### INFORMATION SHOWN
···

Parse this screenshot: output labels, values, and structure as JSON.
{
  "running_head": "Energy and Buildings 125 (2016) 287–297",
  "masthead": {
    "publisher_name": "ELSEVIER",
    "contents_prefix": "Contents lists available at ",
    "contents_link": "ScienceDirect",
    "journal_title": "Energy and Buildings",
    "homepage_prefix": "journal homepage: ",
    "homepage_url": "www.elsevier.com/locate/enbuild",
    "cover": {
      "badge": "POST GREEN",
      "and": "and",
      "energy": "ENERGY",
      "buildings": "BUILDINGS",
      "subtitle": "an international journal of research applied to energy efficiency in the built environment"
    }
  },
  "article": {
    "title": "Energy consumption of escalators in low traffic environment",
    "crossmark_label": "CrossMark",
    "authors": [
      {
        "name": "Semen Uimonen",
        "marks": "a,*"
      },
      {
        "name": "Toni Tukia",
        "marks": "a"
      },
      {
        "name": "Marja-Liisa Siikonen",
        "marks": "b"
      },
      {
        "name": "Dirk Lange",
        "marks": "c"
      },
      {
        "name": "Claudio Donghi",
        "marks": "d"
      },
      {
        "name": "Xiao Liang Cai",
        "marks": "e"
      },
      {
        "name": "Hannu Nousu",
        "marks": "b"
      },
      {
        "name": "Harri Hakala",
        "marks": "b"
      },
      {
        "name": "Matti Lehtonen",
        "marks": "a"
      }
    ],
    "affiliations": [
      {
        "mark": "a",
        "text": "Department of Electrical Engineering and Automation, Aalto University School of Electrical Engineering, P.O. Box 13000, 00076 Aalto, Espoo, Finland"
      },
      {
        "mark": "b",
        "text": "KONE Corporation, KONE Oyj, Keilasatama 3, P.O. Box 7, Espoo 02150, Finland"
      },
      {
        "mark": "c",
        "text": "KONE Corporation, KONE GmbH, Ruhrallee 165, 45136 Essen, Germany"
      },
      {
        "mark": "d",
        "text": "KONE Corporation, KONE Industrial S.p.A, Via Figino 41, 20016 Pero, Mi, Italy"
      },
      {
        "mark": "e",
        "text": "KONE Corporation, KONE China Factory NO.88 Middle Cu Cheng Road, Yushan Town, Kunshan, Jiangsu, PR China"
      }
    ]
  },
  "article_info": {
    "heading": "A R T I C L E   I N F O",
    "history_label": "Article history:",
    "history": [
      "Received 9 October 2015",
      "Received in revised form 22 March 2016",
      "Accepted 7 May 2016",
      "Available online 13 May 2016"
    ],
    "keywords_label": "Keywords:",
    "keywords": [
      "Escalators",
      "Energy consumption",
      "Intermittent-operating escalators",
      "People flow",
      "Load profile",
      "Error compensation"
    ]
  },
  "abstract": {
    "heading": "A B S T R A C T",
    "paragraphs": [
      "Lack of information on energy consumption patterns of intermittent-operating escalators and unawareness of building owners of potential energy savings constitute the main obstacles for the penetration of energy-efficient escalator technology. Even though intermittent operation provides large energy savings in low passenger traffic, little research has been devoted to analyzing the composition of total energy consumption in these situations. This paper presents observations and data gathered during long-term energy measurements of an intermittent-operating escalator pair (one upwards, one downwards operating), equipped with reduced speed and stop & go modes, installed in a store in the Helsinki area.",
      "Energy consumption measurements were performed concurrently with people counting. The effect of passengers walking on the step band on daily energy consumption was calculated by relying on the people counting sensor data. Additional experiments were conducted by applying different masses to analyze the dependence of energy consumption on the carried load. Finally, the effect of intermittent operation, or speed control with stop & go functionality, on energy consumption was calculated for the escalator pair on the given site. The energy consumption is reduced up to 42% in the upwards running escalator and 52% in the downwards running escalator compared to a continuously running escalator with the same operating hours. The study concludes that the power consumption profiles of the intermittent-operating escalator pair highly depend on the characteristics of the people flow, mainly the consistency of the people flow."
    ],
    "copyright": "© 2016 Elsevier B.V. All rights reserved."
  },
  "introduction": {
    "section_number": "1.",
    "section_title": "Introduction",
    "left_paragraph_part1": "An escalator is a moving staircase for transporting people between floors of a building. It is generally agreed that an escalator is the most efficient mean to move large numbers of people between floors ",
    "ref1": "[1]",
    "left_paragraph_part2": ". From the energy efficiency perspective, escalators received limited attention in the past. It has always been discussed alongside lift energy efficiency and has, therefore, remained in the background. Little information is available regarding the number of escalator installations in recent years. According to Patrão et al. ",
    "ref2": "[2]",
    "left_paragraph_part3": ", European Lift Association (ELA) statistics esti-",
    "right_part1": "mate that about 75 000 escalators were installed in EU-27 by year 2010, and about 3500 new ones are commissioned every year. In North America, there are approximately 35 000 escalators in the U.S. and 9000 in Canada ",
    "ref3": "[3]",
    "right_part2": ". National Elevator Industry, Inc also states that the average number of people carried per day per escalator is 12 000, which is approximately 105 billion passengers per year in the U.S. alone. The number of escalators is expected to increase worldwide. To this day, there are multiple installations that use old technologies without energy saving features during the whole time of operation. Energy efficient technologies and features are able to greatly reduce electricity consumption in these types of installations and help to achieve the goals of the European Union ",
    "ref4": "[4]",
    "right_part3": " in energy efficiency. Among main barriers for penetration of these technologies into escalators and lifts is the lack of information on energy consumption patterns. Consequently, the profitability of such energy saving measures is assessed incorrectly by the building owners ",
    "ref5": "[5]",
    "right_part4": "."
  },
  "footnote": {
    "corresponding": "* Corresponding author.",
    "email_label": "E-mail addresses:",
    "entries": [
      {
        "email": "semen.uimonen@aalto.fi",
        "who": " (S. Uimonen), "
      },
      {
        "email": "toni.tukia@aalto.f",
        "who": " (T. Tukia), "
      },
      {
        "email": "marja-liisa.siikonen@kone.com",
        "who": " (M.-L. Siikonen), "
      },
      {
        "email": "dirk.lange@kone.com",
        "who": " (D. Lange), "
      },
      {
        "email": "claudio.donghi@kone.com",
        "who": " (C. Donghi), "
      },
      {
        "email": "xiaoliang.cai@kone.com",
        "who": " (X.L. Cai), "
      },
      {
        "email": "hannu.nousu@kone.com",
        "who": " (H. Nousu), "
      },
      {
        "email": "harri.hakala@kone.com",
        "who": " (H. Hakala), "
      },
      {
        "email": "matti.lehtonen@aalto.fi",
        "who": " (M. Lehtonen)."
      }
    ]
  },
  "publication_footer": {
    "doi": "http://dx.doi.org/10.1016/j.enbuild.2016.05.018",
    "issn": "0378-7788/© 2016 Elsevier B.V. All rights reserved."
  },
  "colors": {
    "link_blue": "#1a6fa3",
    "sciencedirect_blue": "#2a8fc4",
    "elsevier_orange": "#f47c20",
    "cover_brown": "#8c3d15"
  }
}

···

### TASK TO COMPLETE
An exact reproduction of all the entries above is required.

### SOLVED EXERCISE
Parse this screenshot: output labels, values, and structure as JSON.
{
  "running_head": "Energy and Buildings 125 (2016) 287–297",
  "masthead": {
    "publisher_name": "ELSEVIER",
    "contents_prefix": "Contents lists available at ",
    "contents_link": "ScienceDirect",
    "journal_title": "Energy and Buildings",
    "homepage_prefix": "journal homepage: ",
    "homepage_url": "www.elsevier.com/locate/enbuild",
    "cover": {
      "badge": "POST GREEN",
      "and": "and",
      "energy": "ENERGY",
      "buildings": "BUILDINGS",
      "subtitle": "an international journal of research applied to energy efficiency in the built environment"
    }
  },
  "article": {
    "title": "Energy consumption of escalators in low traffic environment",
    "crossmark_label": "CrossMark",
    "authors": [
      {
        "name": "Semen Uimonen",
        "marks": "a,*"
      },
      {
        "name": "Toni Tukia",
        "marks": "a"
      },
      {
        "name": "Marja-Liisa Siikonen",
        "marks": "b"
      },
      {
        "name": "Dirk Lange",
        "marks": "c"
      },
      {
        "name": "Claudio Donghi",
        "marks": "d"
      },
      {
        "name": "Xiao Liang Cai",
        "marks": "e"
      },
      {
        "name": "Hannu Nousu",
        "marks": "b"
      },
      {
        "name": "Harri Hakala",
        "marks": "b"
      },
      {
        "name": "Matti Lehtonen",
        "marks": "a"
      }
    ],
    "affiliations": [
      {
        "mark": "a",
        "text": "Department of Electrical Engineering and Automation, Aalto University School of Electrical Engineering, P.O. Box 13000, 00076 Aalto, Espoo, Finland"
      },
      {
        "mark": "b",
        "text": "KONE Corporation, KONE Oyj, Keilasatama 3, P.O. Box 7, Espoo 02150, Finland"
      },
      {
        "mark": "c",
        "text": "KONE Corporation, KONE GmbH, Ruhrallee 165, 45136 Essen, Germany"
      },
      {
        "mark": "d",
        "text": "KONE Corporation, KONE Industrial S.p.A, Via Figino 41, 20016 Pero, Mi, Italy"
      },
      {
        "mark": "e",
        "text": "KONE Corporation, KONE China Factory NO.88 Middle Cu Cheng Road, Yushan Town, Kunshan, Jiangsu, PR China"
      }
    ]
  },
  "article_info": {
    "heading": "A R T I C L E   I N F O",
    "history_label": "Article history:",
    "history": [
      "Received 9 October 2015",
      "Received in revised form 22 March 2016",
      "Accepted 7 May 2016",
      "Available online 13 May 2016"
    ],
    "keywords_label": "Keywords:",
    "keywords": [
      "Escalators",
      "Energy consumption",
      "Intermittent-operating escalators",
      "People flow",
      "Load profile",
      "Error compensation"
    ]
  },
  "abstract": {
    "heading": "A B S T R A C T",
    "paragraphs": [
      "Lack of information on energy consumption patterns of intermittent-operating escalators and unawareness of building owners of potential energy savings constitute the main obstacles for the penetration of energy-efficient escalator technology. Even though intermittent operation provides large energy savings in low passenger traffic, little research has been devoted to analyzing the composition of total energy consumption in these situations. This paper presents observations and data gathered during long-term energy measurements of an intermittent-operating escalator pair (one upwards, one downwards operating), equipped with reduced speed and stop & go modes, installed in a store in the Helsinki area.",
      "Energy consumption measurements were performed concurrently with people counting. The effect of passengers walking on the step band on daily energy consumption was calculated by relying on the people counting sensor data. Additional experiments were conducted by applying different masses to analyze the dependence of energy consumption on the carried load. Finally, the effect of intermittent operation, or speed control with stop & go functionality, on energy consumption was calculated for the escalator pair on the given site. The energy consumption is reduced up to 42% in the upwards running escalator and 52% in the downwards running escalator compared to a continuously running escalator with the same operating hours. The study concludes that the power consumption profiles of the intermittent-operating escalator pair highly depend on the characteristics of the people flow, mainly the consistency of the people flow."
    ],
    "copyright": "© 2016 Elsevier B.V. All rights reserved."
  },
  "introduction": {
    "section_number": "1.",
    "section_title": "Introduction",
    "left_paragraph_part1": "An escalator is a moving staircase for transporting people between floors of a building. It is generally agreed that an escalator is the most efficient mean to move large numbers of people between floors ",
    "ref1": "[1]",
    "left_paragraph_part2": ". From the energy efficiency perspective, escalators received limited attention in the past. It has always been discussed alongside lift energy efficiency and has, therefore, remained in the background. Little information is available regarding the number of escalator installations in recent years. According to Patrão et al. ",
    "ref2": "[2]",
    "left_paragraph_part3": ", European Lift Association (ELA) statistics esti-",
    "right_part1": "mate that about 75 000 escalators were installed in EU-27 by year 2010, and about 3500 new ones are commissioned every year. In North America, there are approximately 35 000 escalators in the U.S. and 9000 in Canada ",
    "ref3": "[3]",
    "right_part2": ". National Elevator Industry, Inc also states that the average number of people carried per day per escalator is 12 000, which is approximately 105 billion passengers per year in the U.S. alone. The number of escalators is expected to increase worldwide. To this day, there are multiple installations that use old technologies without energy saving features during the whole time of operation. Energy efficient technologies and features are able to greatly reduce electricity consumption in these types of installations and help to achieve the goals of the European Union ",
    "ref4": "[4]",
    "right_part3": " in energy efficiency. Among main barriers for penetration of these technologies into escalators and lifts is the lack of information on energy consumption patterns. Consequently, the profitability of such energy saving measures is assessed incorrectly by the building owners ",
    "ref5": "[5]",
    "right_part4": "."
  },
  "footnote": {
    "corresponding": "* Corresponding author.",
    "email_label": "E-mail addresses:",
    "entries": [
      {
        "email": "semen.uimonen@aalto.fi",
        "who": " (S. Uimonen), "
      },
      {
        "email": "toni.tukia@aalto.f",
        "who": " (T. Tukia), "
      },
      {
        "email": "marja-liisa.siikonen@kone.com",
        "who": " (M.-L. Siikonen), "
      },
      {
        "email": "dirk.lange@kone.com",
        "who": " (D. Lange), "
      },
      {
        "email": "claudio.donghi@kone.com",
        "who": " (C. Donghi), "
      },
      {
        "email": "xiaoliang.cai@kone.com",
        "who": " (X.L. Cai), "
      },
      {
        "email": "hannu.nousu@kone.com",
        "who": " (H. Nousu), "
      },
      {
        "email": "harri.hakala@kone.com",
        "who": " (H. Hakala), "
      },
      {
        "email": "matti.lehtonen@aalto.fi",
        "who": " (M. Lehtonen)."
      }
    ]
  },
  "publication_footer": {
    "doi": "http://dx.doi.org/10.1016/j.enbuild.2016.05.018",
    "issn": "0378-7788/© 2016 Elsevier B.V. All rights reserved."
  },
  "colors": {
    "link_blue": "#1a6fa3",
    "sciencedirect_blue": "#2a8fc4",
    "elsevier_orange": "#f47c20",
    "cover_brown": "#8c3d15"
  }
}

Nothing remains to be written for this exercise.